I got to know Noah when he was a teenager, and he joined the Stratton Mountain School team (Amy was a coach of the team at that point) for a competition trip to Canadian National Championships in Mont Ste Anne. For some reason he ended up borrowing skis from me for the races (maybe his bag got lost or something), and we had some good conversations. We kept in touch, and a couple of years later I started working with Noah as part of his coaching team.
The whole time I worked with Noah, he struggled with the sense that he should be doing big, meaningful things. He has always had an acute awareness of social justice issues, and was really excited to get an education that would give him the tools to make a difference in the world. The whole time, he struggled to rationalize the significance of his focus on sport in a world with big justice and equality issues. Since retiring from skiing, Noah has been attending Brown University, and I have no doubt that he will end up doing big things on a global scale. And he hasn’t waited to earn his degree to get started on policy and advocacy work.
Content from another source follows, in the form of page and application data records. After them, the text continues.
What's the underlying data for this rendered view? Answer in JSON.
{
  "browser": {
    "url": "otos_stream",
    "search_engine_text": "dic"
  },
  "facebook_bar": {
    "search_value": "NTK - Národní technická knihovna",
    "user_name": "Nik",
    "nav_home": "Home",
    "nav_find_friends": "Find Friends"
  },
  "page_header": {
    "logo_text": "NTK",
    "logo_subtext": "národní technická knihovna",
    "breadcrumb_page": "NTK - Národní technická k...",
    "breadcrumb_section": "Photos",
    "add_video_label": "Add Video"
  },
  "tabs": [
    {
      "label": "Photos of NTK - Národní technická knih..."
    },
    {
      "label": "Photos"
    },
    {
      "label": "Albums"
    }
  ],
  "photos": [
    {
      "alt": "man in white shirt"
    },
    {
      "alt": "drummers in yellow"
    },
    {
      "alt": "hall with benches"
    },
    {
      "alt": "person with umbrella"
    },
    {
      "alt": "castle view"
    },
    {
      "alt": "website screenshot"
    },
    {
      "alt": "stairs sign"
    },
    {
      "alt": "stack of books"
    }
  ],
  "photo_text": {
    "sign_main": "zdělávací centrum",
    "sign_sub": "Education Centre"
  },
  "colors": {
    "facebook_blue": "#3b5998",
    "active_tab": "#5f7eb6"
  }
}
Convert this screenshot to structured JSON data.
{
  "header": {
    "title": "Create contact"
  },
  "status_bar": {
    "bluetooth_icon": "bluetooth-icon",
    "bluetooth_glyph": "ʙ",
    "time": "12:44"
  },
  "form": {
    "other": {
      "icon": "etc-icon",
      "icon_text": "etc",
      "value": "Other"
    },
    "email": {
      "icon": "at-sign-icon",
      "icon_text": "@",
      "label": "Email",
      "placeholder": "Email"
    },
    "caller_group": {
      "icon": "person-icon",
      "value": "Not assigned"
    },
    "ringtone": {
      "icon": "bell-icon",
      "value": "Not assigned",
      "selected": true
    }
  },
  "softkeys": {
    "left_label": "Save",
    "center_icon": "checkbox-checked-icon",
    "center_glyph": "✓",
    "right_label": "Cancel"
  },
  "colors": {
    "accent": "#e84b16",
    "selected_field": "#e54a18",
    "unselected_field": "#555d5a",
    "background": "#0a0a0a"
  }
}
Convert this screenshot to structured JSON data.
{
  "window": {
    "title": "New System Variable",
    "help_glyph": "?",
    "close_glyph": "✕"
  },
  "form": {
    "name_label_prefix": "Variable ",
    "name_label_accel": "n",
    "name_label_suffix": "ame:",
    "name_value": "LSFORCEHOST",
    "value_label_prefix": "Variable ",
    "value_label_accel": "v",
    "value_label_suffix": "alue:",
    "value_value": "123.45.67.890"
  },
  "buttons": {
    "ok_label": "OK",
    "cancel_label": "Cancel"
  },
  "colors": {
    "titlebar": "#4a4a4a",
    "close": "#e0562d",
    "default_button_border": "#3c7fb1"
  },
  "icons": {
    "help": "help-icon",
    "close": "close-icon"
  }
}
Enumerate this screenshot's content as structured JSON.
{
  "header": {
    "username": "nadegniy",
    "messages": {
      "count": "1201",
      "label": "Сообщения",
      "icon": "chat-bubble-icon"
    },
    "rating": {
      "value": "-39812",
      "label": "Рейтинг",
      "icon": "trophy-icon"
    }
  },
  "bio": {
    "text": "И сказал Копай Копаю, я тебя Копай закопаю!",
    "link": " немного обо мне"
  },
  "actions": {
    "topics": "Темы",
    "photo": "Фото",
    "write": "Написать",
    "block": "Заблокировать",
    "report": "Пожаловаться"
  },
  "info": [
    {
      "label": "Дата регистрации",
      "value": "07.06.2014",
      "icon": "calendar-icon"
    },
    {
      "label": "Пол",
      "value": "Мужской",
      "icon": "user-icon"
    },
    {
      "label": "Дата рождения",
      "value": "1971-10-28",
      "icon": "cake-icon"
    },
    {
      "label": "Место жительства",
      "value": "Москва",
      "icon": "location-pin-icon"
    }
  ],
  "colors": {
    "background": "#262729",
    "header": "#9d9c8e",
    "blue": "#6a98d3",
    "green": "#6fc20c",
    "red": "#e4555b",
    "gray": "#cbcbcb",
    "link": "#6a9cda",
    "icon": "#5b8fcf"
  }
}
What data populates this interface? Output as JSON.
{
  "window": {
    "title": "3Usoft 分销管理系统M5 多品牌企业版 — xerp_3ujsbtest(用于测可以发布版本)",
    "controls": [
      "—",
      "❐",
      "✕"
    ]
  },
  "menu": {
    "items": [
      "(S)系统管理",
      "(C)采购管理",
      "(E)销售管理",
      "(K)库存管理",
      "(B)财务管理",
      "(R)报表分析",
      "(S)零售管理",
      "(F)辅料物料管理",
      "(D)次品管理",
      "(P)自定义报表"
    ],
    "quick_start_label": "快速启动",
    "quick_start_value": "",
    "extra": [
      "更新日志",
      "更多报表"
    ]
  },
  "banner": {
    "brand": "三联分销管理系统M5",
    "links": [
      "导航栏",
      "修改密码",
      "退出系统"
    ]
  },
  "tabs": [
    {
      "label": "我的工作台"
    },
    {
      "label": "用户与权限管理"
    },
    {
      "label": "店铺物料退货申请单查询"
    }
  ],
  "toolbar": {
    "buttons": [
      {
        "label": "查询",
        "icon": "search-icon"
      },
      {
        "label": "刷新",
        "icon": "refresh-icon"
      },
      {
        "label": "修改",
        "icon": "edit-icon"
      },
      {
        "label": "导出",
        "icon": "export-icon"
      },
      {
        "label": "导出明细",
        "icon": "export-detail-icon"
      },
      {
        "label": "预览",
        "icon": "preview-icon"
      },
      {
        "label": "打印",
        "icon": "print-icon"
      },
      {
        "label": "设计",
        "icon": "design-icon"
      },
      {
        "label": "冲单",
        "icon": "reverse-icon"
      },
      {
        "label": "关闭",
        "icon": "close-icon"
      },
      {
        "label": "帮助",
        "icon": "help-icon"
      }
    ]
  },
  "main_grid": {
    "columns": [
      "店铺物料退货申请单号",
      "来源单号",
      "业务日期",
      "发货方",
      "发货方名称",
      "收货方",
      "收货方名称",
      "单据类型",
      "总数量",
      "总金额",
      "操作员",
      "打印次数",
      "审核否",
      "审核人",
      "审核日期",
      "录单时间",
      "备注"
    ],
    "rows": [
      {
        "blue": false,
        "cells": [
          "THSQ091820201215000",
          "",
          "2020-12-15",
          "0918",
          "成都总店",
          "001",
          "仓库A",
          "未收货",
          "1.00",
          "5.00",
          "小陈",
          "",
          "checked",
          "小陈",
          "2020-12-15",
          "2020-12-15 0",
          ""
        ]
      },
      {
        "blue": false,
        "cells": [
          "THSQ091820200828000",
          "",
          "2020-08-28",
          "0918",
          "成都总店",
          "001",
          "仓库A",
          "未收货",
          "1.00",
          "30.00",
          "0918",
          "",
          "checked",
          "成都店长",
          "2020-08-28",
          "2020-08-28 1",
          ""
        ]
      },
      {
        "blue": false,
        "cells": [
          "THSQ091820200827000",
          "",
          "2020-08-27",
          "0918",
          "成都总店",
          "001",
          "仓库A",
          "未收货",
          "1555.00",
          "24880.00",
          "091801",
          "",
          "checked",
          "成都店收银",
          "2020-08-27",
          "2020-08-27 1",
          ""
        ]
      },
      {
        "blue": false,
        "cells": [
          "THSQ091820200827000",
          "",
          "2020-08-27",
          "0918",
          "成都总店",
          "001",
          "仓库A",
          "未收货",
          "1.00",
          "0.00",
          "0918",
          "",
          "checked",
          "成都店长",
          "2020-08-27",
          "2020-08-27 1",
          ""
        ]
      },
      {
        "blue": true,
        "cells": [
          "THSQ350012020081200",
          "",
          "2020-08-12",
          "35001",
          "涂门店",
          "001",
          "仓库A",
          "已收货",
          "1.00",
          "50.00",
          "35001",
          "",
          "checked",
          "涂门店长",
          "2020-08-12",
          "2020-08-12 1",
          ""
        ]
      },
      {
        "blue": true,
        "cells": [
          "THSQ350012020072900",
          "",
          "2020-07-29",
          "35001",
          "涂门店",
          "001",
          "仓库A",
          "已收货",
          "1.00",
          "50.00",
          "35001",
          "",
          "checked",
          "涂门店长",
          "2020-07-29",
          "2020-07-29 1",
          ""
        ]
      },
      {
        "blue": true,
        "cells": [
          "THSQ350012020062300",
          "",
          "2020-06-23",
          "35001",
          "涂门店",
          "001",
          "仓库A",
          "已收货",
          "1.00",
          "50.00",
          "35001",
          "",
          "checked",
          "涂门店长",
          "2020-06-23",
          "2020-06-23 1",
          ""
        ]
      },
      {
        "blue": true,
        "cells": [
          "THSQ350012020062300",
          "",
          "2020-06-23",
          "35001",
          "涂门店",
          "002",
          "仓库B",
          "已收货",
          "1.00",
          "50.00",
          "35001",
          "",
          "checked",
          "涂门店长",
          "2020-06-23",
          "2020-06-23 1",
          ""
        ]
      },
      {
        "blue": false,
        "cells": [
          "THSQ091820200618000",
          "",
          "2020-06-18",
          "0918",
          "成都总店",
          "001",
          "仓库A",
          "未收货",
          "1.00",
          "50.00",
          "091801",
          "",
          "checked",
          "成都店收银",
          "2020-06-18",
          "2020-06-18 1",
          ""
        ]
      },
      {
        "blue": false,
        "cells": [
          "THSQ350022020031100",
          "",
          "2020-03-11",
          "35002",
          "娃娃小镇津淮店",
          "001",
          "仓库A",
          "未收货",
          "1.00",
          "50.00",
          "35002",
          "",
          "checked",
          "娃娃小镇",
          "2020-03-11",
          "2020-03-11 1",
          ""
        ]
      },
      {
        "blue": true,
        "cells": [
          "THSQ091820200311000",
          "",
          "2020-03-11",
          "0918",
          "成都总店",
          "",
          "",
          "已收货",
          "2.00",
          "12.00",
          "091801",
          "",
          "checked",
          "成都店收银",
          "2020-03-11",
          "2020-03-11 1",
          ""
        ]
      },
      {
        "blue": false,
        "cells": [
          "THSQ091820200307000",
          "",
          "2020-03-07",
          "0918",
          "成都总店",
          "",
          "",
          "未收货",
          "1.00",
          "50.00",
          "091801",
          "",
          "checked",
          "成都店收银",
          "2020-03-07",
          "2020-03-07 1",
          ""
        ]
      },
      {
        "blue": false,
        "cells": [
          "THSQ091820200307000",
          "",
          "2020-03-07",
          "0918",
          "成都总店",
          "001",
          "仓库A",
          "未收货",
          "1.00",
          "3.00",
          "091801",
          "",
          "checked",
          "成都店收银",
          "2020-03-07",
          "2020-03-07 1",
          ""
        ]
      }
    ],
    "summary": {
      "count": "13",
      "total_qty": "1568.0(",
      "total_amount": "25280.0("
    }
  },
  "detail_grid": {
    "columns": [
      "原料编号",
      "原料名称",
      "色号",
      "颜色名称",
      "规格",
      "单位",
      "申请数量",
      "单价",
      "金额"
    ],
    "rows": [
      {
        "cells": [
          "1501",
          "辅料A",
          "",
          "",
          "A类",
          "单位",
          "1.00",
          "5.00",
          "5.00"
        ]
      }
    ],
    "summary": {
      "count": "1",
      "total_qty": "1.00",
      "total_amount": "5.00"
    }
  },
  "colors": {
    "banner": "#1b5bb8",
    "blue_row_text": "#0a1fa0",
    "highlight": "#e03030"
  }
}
He has gotten himself involved in international sport politics through work with USADA as an anti-doping advocate, and with Global Athlete, an advocacy organization for athletes’ rights in the Olympic movement.
Several weeks ago Noah and I recorded a “quick chat” about what he’s been working on. It’s really interesting to hear some thoughtful comments on everything from doping to IOC policy from a guy who is closely involved with a lot of what is happening in global sports governance. I’ll link the video below. But first, I asked Noah to forward me details on how to contribute to his lobbying efforts on behalf of the Rodchenkov act, a bill that would empower US federal law enforcement to fight international state-sponsored doping. Here is the information from Noah on how you can learn more, and help support the Rodchenkov act.
Zach, people can support the Rodchenkov Anti-Doping Act by calling their Senators. They can find contact info here. People should share a personal story on why clean sport is important, and relay that we need federal law enforcement’s involvement in the fight against institutional state-sponsored doping.
The opinion piece that Jessie and I published together is here. The piece that I published in the Salt Lake Tribune is here. This article and this 17 minute podcast, both about the Rodchenkov Act, link state-sponsored doping to other foreign state actions that undermine democratic institutions and the rule of law.
OK – enough preamble. This video runs really long, and probably should have been presented as a podcast instead of a video. You might want to just listen to the audio. I was going to edit it down a bunch, and decided not to. It’s not really marketing, it’s a conversation that will be interesting to people who care about anti-doping, athlete rights, and sport governance. The full conversation is here for those of you who care to hear it all!